"The ones we used were remarkable. They showed that the industry did know everything we were saying they knew, and they knew it back in the 50s and 60s," said Ciresi. "I think that really turned the tide."
By May 8, 1998, a settlement was reached, just as the jury was set to begin deliberations. The tobacco companies said they'd been unable to get a fair trial.
"And the jury, of course, was very upset, because they wanted to deliberate," said Ciresi. "And that was the hardest thing, I think, was coming in in front of that jury and telling them that the case was resolved. But you know, it was — we got all the relief that we wanted, we got all the documents out."
And Minnesota got more than $6 billion.
"And it can be more than that. It goes on forever, in perpetuity, as long as the industry is selling product," said Ciresi. "The formula is that they would get up to $200 million a year, but it's based on the profitability of the industry and what the volume of sales are. And of course, the volume of sales have been going down because of everything we got out during that case."
Even though no verdict was reached, the settlement was widely hailed as a win for the state and Blue Cross and Blue Shield, and a loss for the tobacco industry.
"They have surrendered, and they have surrendered on our terms," said former Minnesota Attorney General Skip Humphrey after the settlement was announced. "These are truly groundbreaking terms that will expose the full truth to the public, recover record amounts for taxpayers, impose tough reforms on the industry, and most important: protect the future generations of our children."
In the 20 years since, the state and Blue Cross and Blue Shield have used the settlement money to fund everything from public health programs and anti-smoking campaigns to the bright green Nice Ride Minnesota bikes in the Twin Cities. Ciresi points out that politicians have also dipped into the state's pot a few times.
"Gov. Pawlenty raided it for about a billion dollars when we had the deficit," said Ciresi. "And then Gov. Dayton raided it to float the bonds. So the money has not gone for the purposes for which it was intended, in all respects."
In the settlement, tobacco companies also agreed to provisions like curbing their advertising in Minnesota and dissolving the industry's Council for Tobacco Research.
Ciresi said after the case was settled, he and Walburn traveled to Geneva to speak before the World Health Organization.
"And at the end, there was a question and answer period. And the first comment was not a question. It was a comment from a woman from, I forget which nation, it was an African nation. And she said, 'Mr. Ciresi, will you do me a favor,' and I said 'yeah, what's that?' " said Ciresi. "She said, 'will you go back and thank the people of Minnesota for bringing the lawsuit?

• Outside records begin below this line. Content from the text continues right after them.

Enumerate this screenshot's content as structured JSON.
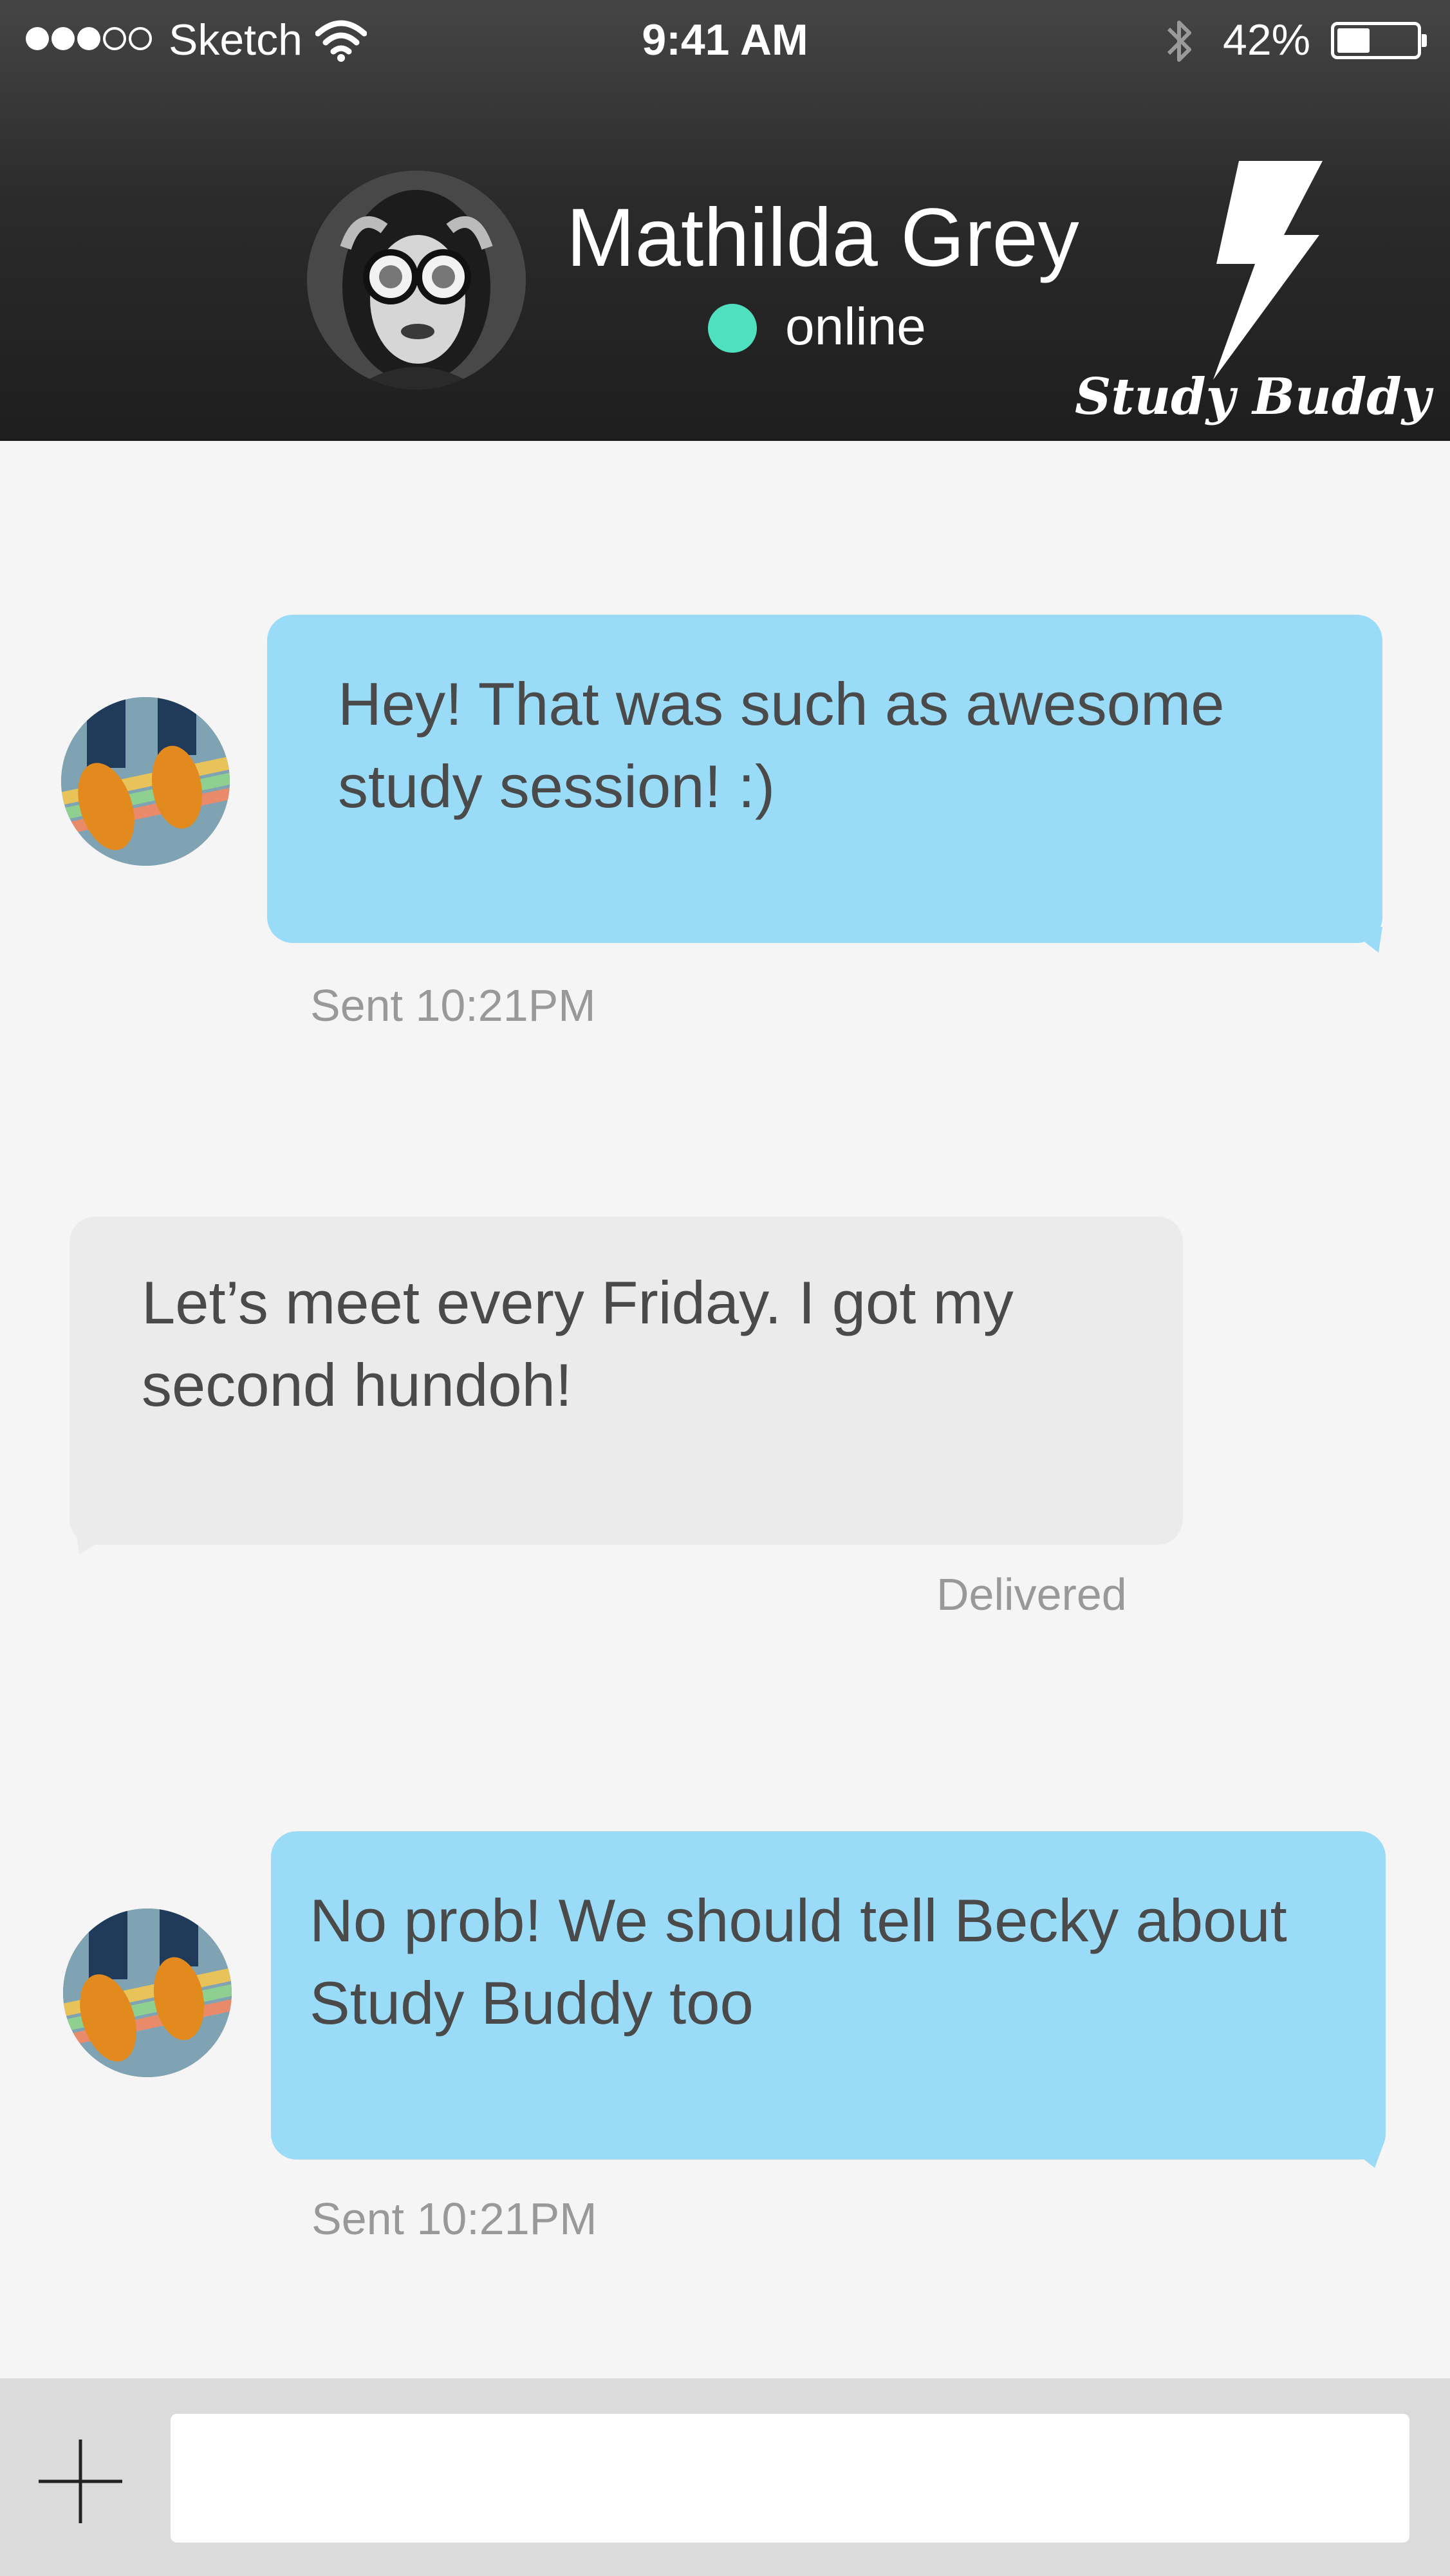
{
  "status_bar": {
    "carrier": "Sketch",
    "time": "9:41 AM",
    "battery": "42%",
    "battery_level": 0.42
  },
  "header": {
    "contact_name": "Mathilda Grey",
    "status": "online",
    "brand": "Study Buddy",
    "status_color": "#4fe0c0"
  },
  "messages": [
    {
      "type": "sent",
      "text": "Hey! That was such as awesome study session! :)",
      "meta": "Sent 10:21PM"
    },
    {
      "type": "received",
      "text": "Let’s meet every Friday. I got my second hundoh!",
      "meta": "Delivered"
    },
    {
      "type": "sent",
      "text": "No prob! We should tell Becky about Study Buddy too",
      "meta": "Sent 10:21PM"
    }
  ],
  "composer": {
    "placeholder": "",
    "add_icon": "plus-icon"
  },
  "colors": {
    "sent_bubble": "#9adcf7",
    "received_bubble": "#ebebeb",
    "header_bg": "#2b2b2b"
  }
}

Because we're using those documents in our own country.' And that was a remarkable statement to us as to the impact that the lawsuit had, and it also led to over 400 peer-reviewed medical articles up to this point in time that have been written. So it had a rather dramatic impact."